## TASK REQUIREMENTS
From the first line to the last, restate the data exactly, leaving out the images.

Page and application data records
++++++++++++++++++++

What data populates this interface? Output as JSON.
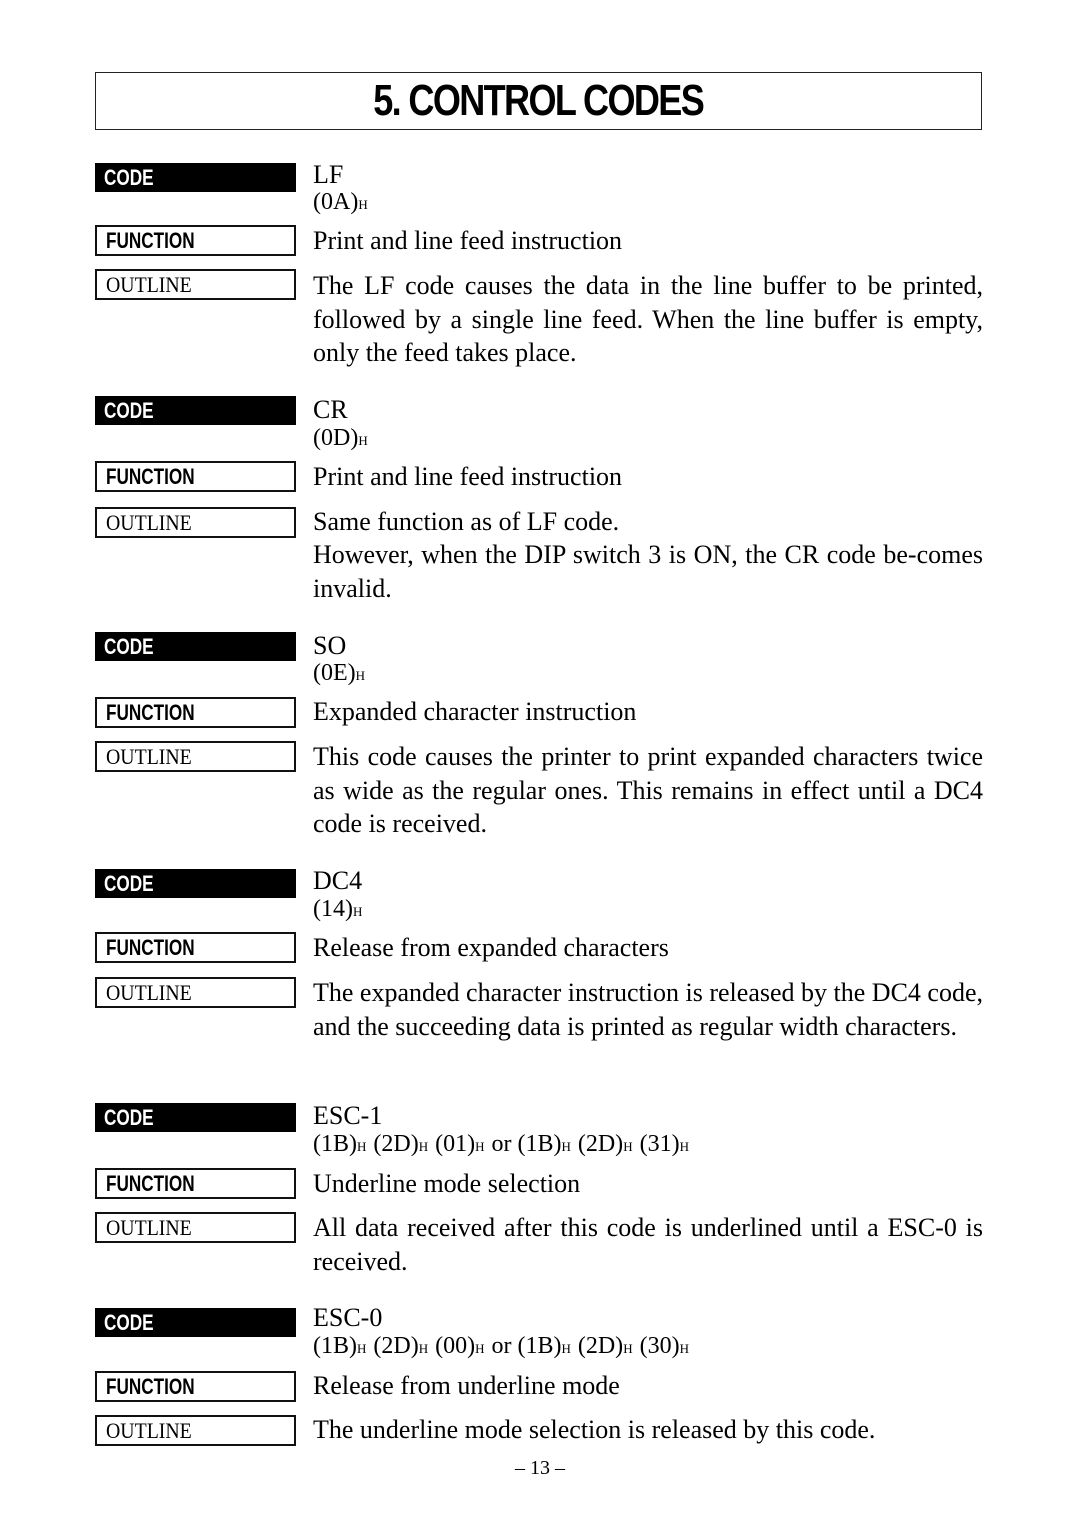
{
  "page": {
    "title": "5. CONTROL CODES",
    "page_number": "– 13 –",
    "labels": {
      "code": "CODE",
      "function": "FUNCTION",
      "outline": "OUTLINE"
    }
  },
  "entries": [
    {
      "code": "LF",
      "hex_parts": [
        [
          "0A",
          "H"
        ]
      ],
      "function": "Print and line feed instruction",
      "outline": [
        "The LF code causes the data in the line buffer to be printed, followed by a single line feed. When the line buffer is empty, only the feed takes place."
      ]
    },
    {
      "code": "CR",
      "hex_parts": [
        [
          "0D",
          "H"
        ]
      ],
      "function": "Print and line feed instruction",
      "outline": [
        "Same function as of LF code.",
        "However, when the DIP switch 3 is ON, the CR code be-comes invalid."
      ]
    },
    {
      "code": "SO",
      "hex_parts": [
        [
          "0E",
          "H"
        ]
      ],
      "function": "Expanded character instruction",
      "outline": [
        "This code causes the printer to print expanded characters twice as wide as the regular ones. This remains in effect until a DC4 code is received."
      ]
    },
    {
      "code": "DC4",
      "hex_parts": [
        [
          "14",
          "H"
        ]
      ],
      "function": "Release from expanded characters",
      "outline": [
        "The expanded character instruction is released by the DC4 code, and the succeeding data is printed as regular width characters."
      ]
    },
    {
      "code": "ESC-1",
      "hex_text": "(1B)H (2D)H (01)H or (1B)H (2D)H (31)H",
      "function": "Underline mode selection",
      "outline": [
        "All data received after this code is underlined until a ESC-0 is received."
      ]
    },
    {
      "code": "ESC-0",
      "hex_text": "(1B)H (2D)H (00)H or (1B)H (2D)H (30)H",
      "function": "Release from underline mode",
      "outline": [
        "The underline mode selection is released by this code."
      ]
    }
  ],
  "hex_display": [
    "(0A)H",
    "(0D)H",
    "(0E)H",
    "(14)H",
    "(1B)H (2D)H (01)H or (1B)H (2D)H (31)H",
    "(1B)H (2D)H (00)H or (1B)H (2D)H (30)H"
  ]
}
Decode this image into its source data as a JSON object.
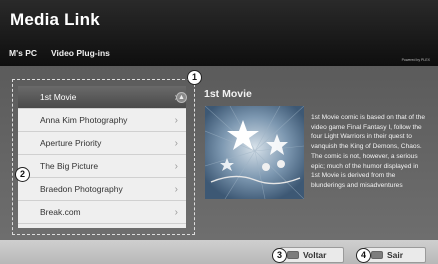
{
  "header": {
    "title": "Media Link",
    "tabs": [
      "M's PC",
      "Video Plug-ins"
    ],
    "powered_by": "Powered by PLEX"
  },
  "list": {
    "items": [
      "1st Movie",
      "Anna Kim Photography",
      "Aperture Priority",
      "The Big Picture",
      "Braedon Photography",
      "Break.com"
    ],
    "selected_index": 0,
    "chevron": "›"
  },
  "detail": {
    "title": "1st Movie",
    "description": "1st Movie comic is based on that of the video game Final Fantasy I, follow the four Light Warriors in their quest to vanquish the King of Demons, Chaos. The comic is not, however, a serious epic; much of the humor displayed in 1st Movie is derived from the blunderings and misadventures"
  },
  "callouts": [
    "1",
    "2",
    "3",
    "4"
  ],
  "buttons": {
    "back": "Voltar",
    "exit": "Sair"
  },
  "icons": {
    "scroll": "up-arrow-icon",
    "back": "remote-back-icon",
    "exit": "remote-exit-icon"
  },
  "colors": {
    "header": "#121212",
    "content": "#636363",
    "selected_item": "#5a5a5a",
    "list_bg": "#efefef"
  }
}
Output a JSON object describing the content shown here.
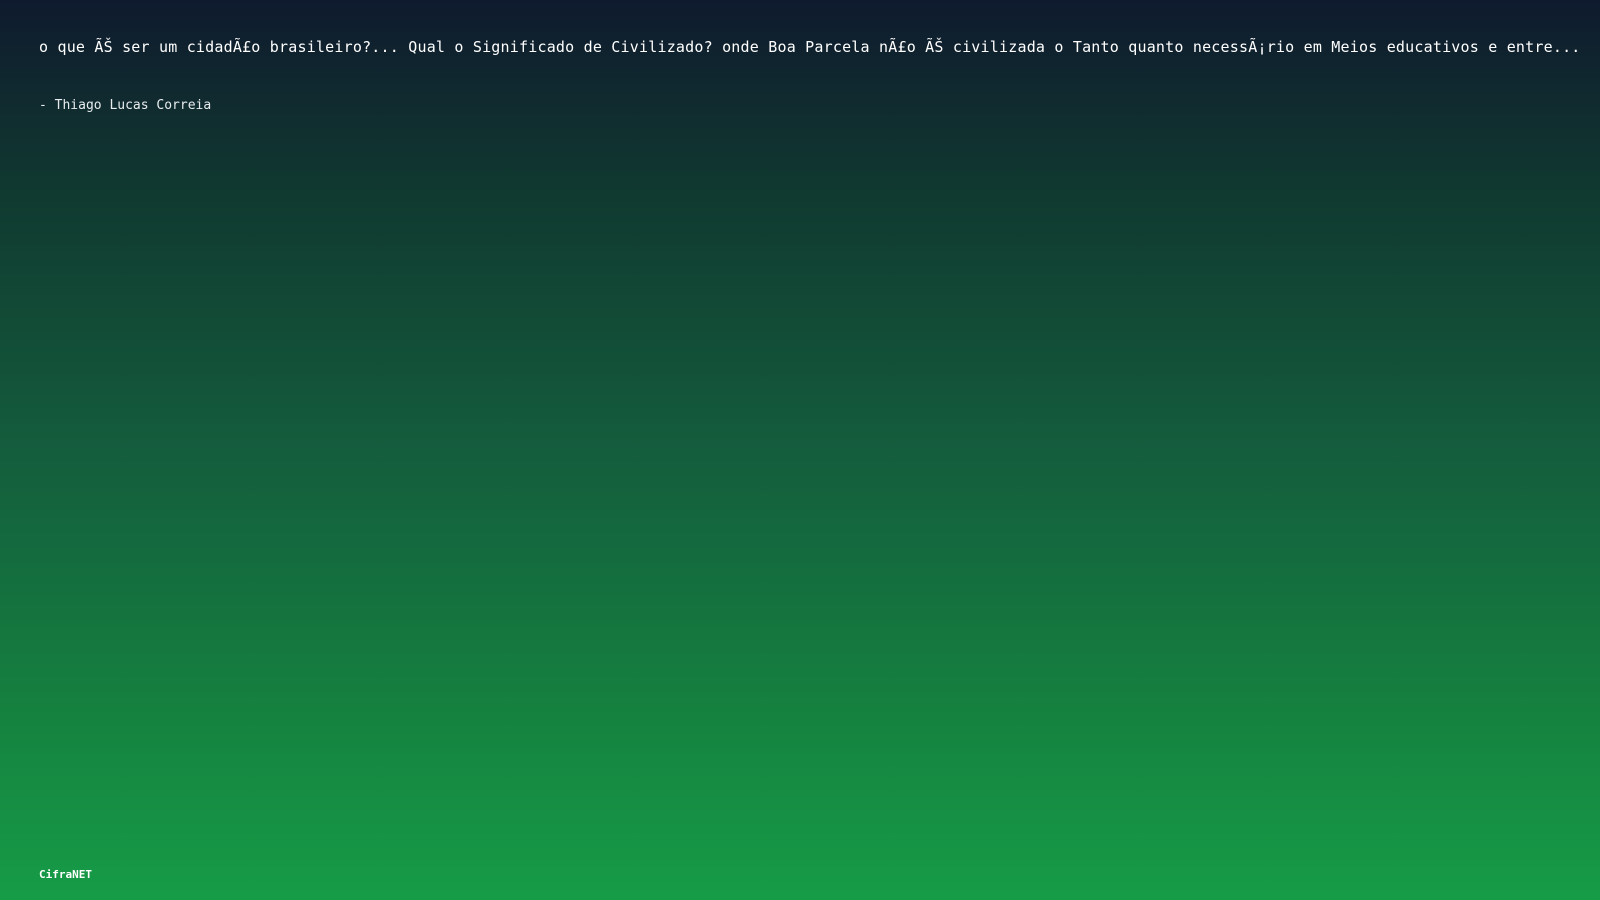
{
  "quote": {
    "text": "o que ÃŠ ser um cidadÃ£o brasileiro?... Qual o Significado de Civilizado? onde Boa Parcela nÃ£o ÃŠ civilizada o Tanto quanto necessÃ¡rio em Meios educativos e entre...",
    "author": "- Thiago Lucas Correia"
  },
  "brand": {
    "name": "CifraNET"
  },
  "colors": {
    "background_top": "#0f1a2e",
    "background_bottom": "#169c47",
    "text": "#ffffff"
  }
}
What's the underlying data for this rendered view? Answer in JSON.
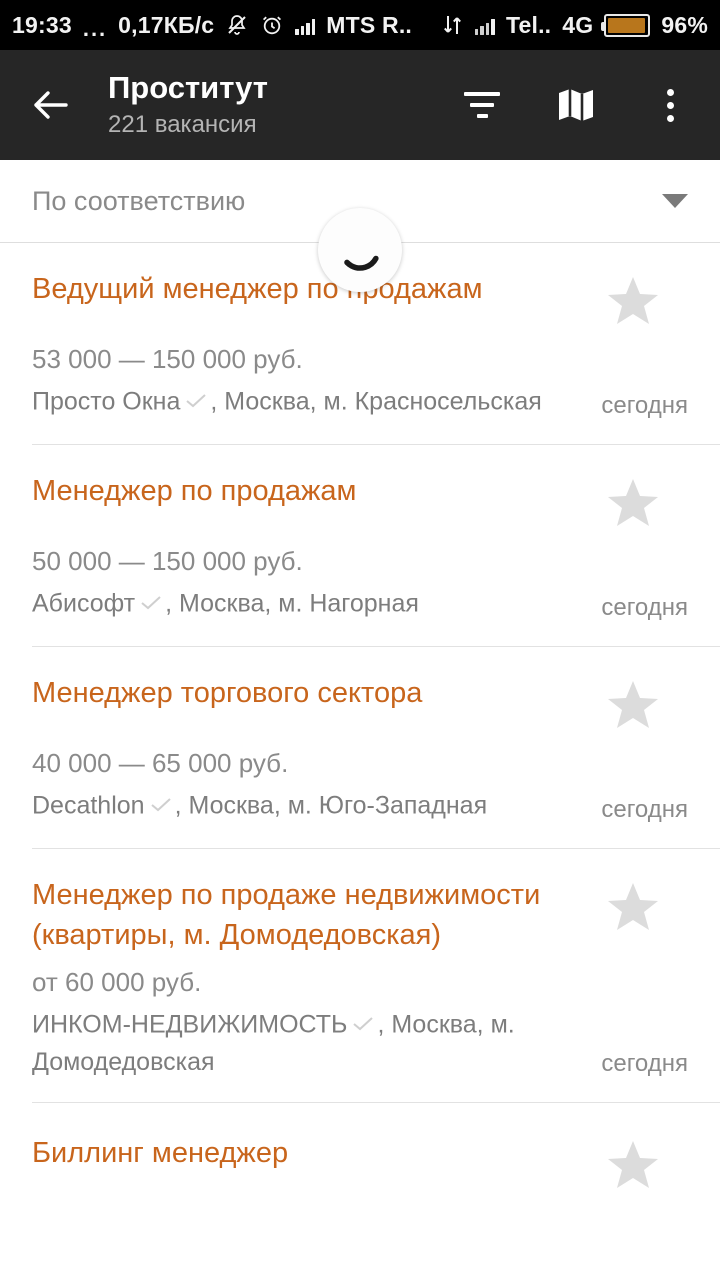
{
  "status_bar": {
    "time": "19:33",
    "dots": "...",
    "data_rate": "0,17КБ/с",
    "icons": [
      "bell-muted-icon",
      "alarm-clock-icon",
      "signal-bars-icon",
      "data-transfer-icon"
    ],
    "carrier_1": "MTS R..",
    "carrier_2": "Tel..",
    "network_type": "4G",
    "battery_percent": "96%",
    "battery_color": "#b8761c"
  },
  "appbar": {
    "back_icon": "back-arrow-icon",
    "title": "Проститут",
    "subtitle": "221 вакансия",
    "filter_icon": "filter-icon",
    "map_icon": "map-icon",
    "overflow_icon": "more-vertical-icon",
    "background": "#262626"
  },
  "sort": {
    "label": "По соответствию",
    "chevron_icon": "chevron-down-icon"
  },
  "loading": {
    "visible": true,
    "icon": "spinner-icon"
  },
  "accent_color": "#c8651c",
  "vacancies": [
    {
      "title": "Ведущий менеджер по продажам",
      "salary": "53 000 — 150 000 руб.",
      "company": "Просто Окна",
      "verified": true,
      "location": ", Москва, м. Красносельская",
      "date": "сегодня",
      "starred": false
    },
    {
      "title": "Менеджер по продажам",
      "salary": "50 000 — 150 000 руб.",
      "company": "Абисофт",
      "verified": true,
      "location": ", Москва, м. Нагорная",
      "date": "сегодня",
      "starred": false
    },
    {
      "title": "Менеджер торгового сектора",
      "salary": "40 000 — 65 000 руб.",
      "company": "Decathlon",
      "verified": true,
      "location": ", Москва, м. Юго-Западная",
      "date": "сегодня",
      "starred": false
    },
    {
      "title": "Менеджер по продаже недвижимости (квартиры, м. Домодедовская)",
      "salary": "от 60 000 руб.",
      "company": "ИНКОМ-НЕДВИЖИМОСТЬ",
      "verified": true,
      "location": ", Москва, м. Домодедовская",
      "date": "сегодня",
      "starred": false
    },
    {
      "title": "Биллинг менеджер",
      "salary": "",
      "company": "",
      "verified": false,
      "location": "",
      "date": "",
      "starred": false
    }
  ]
}
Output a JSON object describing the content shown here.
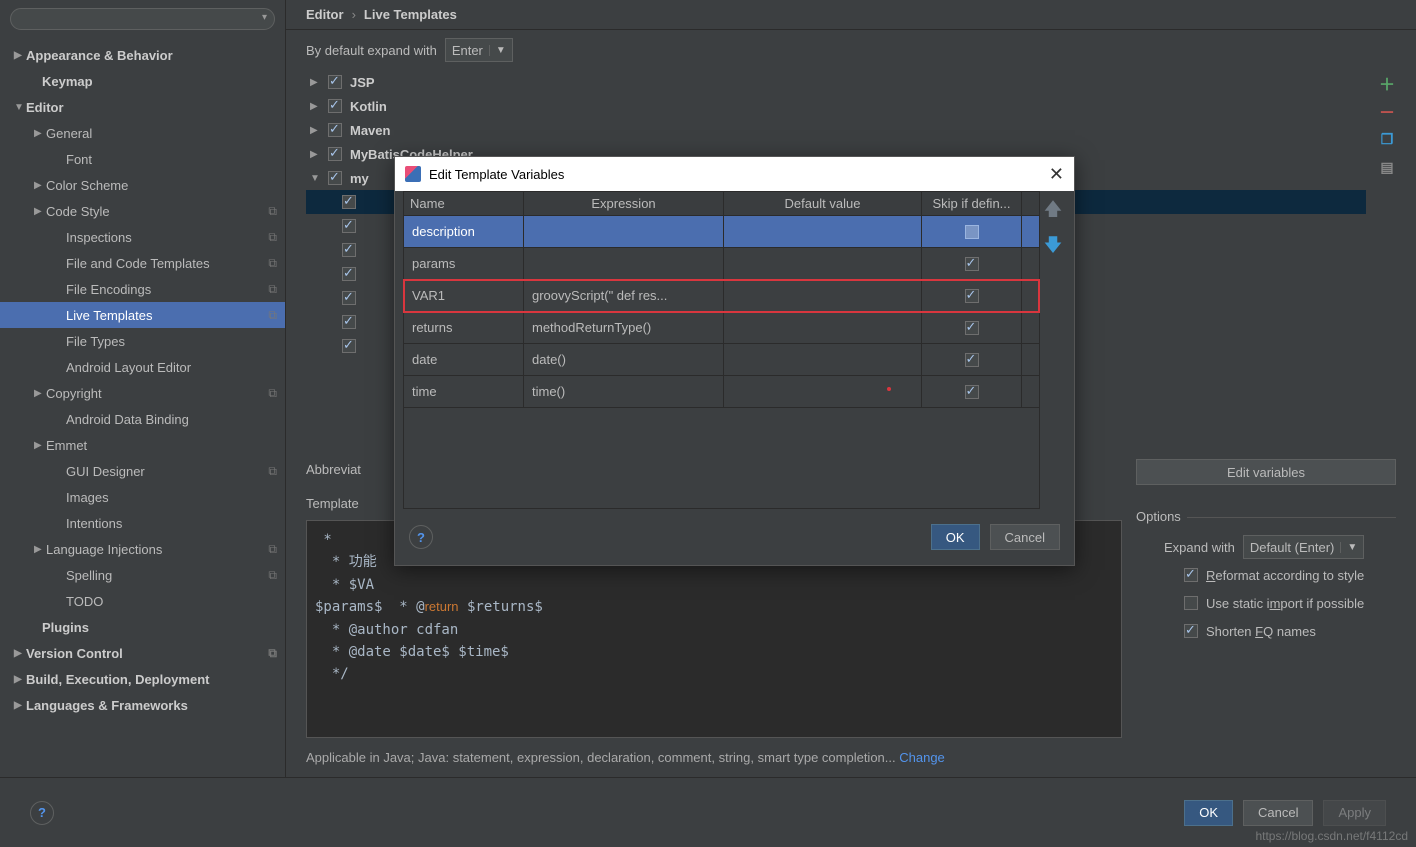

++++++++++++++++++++

## SOLUTION FOR THIS EXERCISE
What data populates this interface? Output as JSON.
{
  "page": {
    "title": "5. CONTROL CODES",
    "page_number": "– 13 –",
    "labels": {
      "code": "CODE",
      "function": "FUNCTION",
      "outline": "OUTLINE"
    }
  },
  "entries": [
    {
      "code": "LF",
      "hex_parts": [
        [
          "0A",
          "H"
        ]
      ],
      "function": "Print and line feed instruction",
      "outline": [
        "The LF code causes the data in the line buffer to be printed, followed by a single line feed. When the line buffer is empty, only the feed takes place."
      ]
    },
    {
      "code": "CR",
      "hex_parts": [
        [
          "0D",
          "H"
        ]
      ],
      "function": "Print and line feed instruction",
      "outline": [
        "Same function as of LF code.",
        "However, when the DIP switch 3 is ON, the CR code be-comes invalid."
      ]
    },
    {
      "code": "SO",
      "hex_parts": [
        [
          "0E",
          "H"
        ]
      ],
      "function": "Expanded character instruction",
      "outline": [
        "This code causes the printer to print expanded characters twice as wide as the regular ones. This remains in effect until a DC4 code is received."
      ]
    },
    {
      "code": "DC4",
      "hex_parts": [
        [
          "14",
          "H"
        ]
      ],
      "function": "Release from expanded characters",
      "outline": [
        "The expanded character instruction is released by the DC4 code, and the succeeding data is printed as regular width characters."
      ]
    },
    {
      "code": "ESC-1",
      "hex_text": "(1B)H (2D)H (01)H or (1B)H (2D)H (31)H",
      "function": "Underline mode selection",
      "outline": [
        "All data received after this code is underlined until a ESC-0 is received."
      ]
    },
    {
      "code": "ESC-0",
      "hex_text": "(1B)H (2D)H (00)H or (1B)H (2D)H (30)H",
      "function": "Release from underline mode",
      "outline": [
        "The underline mode selection is released by this code."
      ]
    }
  ],
  "hex_display": [
    "(0A)H",
    "(0D)H",
    "(0E)H",
    "(14)H",
    "(1B)H (2D)H (01)H or (1B)H (2D)H (31)H",
    "(1B)H (2D)H (00)H or (1B)H (2D)H (30)H"
  ]
}
Decode this image into its source data as a JSON object.
{
  "header": {
    "title": "Media Link",
    "tabs": [
      "M's PC",
      "Video Plug-ins"
    ],
    "powered_by": "Powered by PLEX"
  },
  "list": {
    "items": [
      "1st Movie",
      "Anna Kim Photography",
      "Aperture Priority",
      "The Big Picture",
      "Braedon Photography",
      "Break.com"
    ],
    "selected_index": 0,
    "chevron": "›"
  },
  "detail": {
    "title": "1st Movie",
    "description": "1st Movie comic is based on that of the video game Final Fantasy I, follow the four Light Warriors in their quest to vanquish the King of Demons, Chaos. The comic is not, however, a serious epic; much of the humor displayed in 1st Movie is derived from the blunderings and misadventures"
  },
  "callouts": [
    "1",
    "2",
    "3",
    "4"
  ],
  "buttons": {
    "back": "Voltar",
    "exit": "Sair"
  },
  "icons": {
    "scroll": "up-arrow-icon",
    "back": "remote-back-icon",
    "exit": "remote-exit-icon"
  },
  "colors": {
    "header": "#121212",
    "content": "#636363",
    "selected_item": "#5a5a5a",
    "list_bg": "#efefef"
  }
}
Output a JSON object describing the content shown here.
{
  "quote": {
    "text": "o que ÃŠ ser um cidadÃ£o brasileiro?... Qual o Significado de Civilizado? onde Boa Parcela nÃ£o ÃŠ civilizada o Tanto quanto necessÃ¡rio em Meios educativos e entre...",
    "author": "- Thiago Lucas Correia"
  },
  "brand": {
    "name": "CifraNET"
  },
  "colors": {
    "background_top": "#0f1a2e",
    "background_bottom": "#169c47",
    "text": "#ffffff"
  }
}
What's the underlying data for this rendered view? Answer in JSON.
{
  "status_bar": {
    "time": "19:33",
    "dots": "...",
    "data_rate": "0,17КБ/с",
    "icons": [
      "bell-muted-icon",
      "alarm-clock-icon",
      "signal-bars-icon",
      "data-transfer-icon"
    ],
    "carrier_1": "MTS R..",
    "carrier_2": "Tel..",
    "network_type": "4G",
    "battery_percent": "96%",
    "battery_color": "#b8761c"
  },
  "appbar": {
    "back_icon": "back-arrow-icon",
    "title": "Проститут",
    "subtitle": "221 вакансия",
    "filter_icon": "filter-icon",
    "map_icon": "map-icon",
    "overflow_icon": "more-vertical-icon",
    "background": "#262626"
  },
  "sort": {
    "label": "По соответствию",
    "chevron_icon": "chevron-down-icon"
  },
  "loading": {
    "visible": true,
    "icon": "spinner-icon"
  },
  "accent_color": "#c8651c",
  "vacancies": [
    {
      "title": "Ведущий менеджер по продажам",
      "salary": "53 000 — 150 000 руб.",
      "company": "Просто Окна",
      "verified": true,
      "location": ", Москва, м. Красносельская",
      "date": "сегодня",
      "starred": false
    },
    {
      "title": "Менеджер по продажам",
      "salary": "50 000 — 150 000 руб.",
      "company": "Абисофт",
      "verified": true,
      "location": ", Москва, м. Нагорная",
      "date": "сегодня",
      "starred": false
    },
    {
      "title": "Менеджер торгового сектора",
      "salary": "40 000 — 65 000 руб.",
      "company": "Decathlon",
      "verified": true,
      "location": ", Москва, м. Юго-Западная",
      "date": "сегодня",
      "starred": false
    },
    {
      "title": "Менеджер по продаже недвижимости (квартиры, м. Домодедовская)",
      "salary": "от 60 000 руб.",
      "company": "ИНКОМ-НЕДВИЖИМОСТЬ",
      "verified": true,
      "location": ", Москва, м. Домодедовская",
      "date": "сегодня",
      "starred": false
    },
    {
      "title": "Биллинг менеджер",
      "salary": "",
      "company": "",
      "verified": false,
      "location": "",
      "date": "",
      "starred": false
    }
  ]
}
Output a JSON object describing the content shown here.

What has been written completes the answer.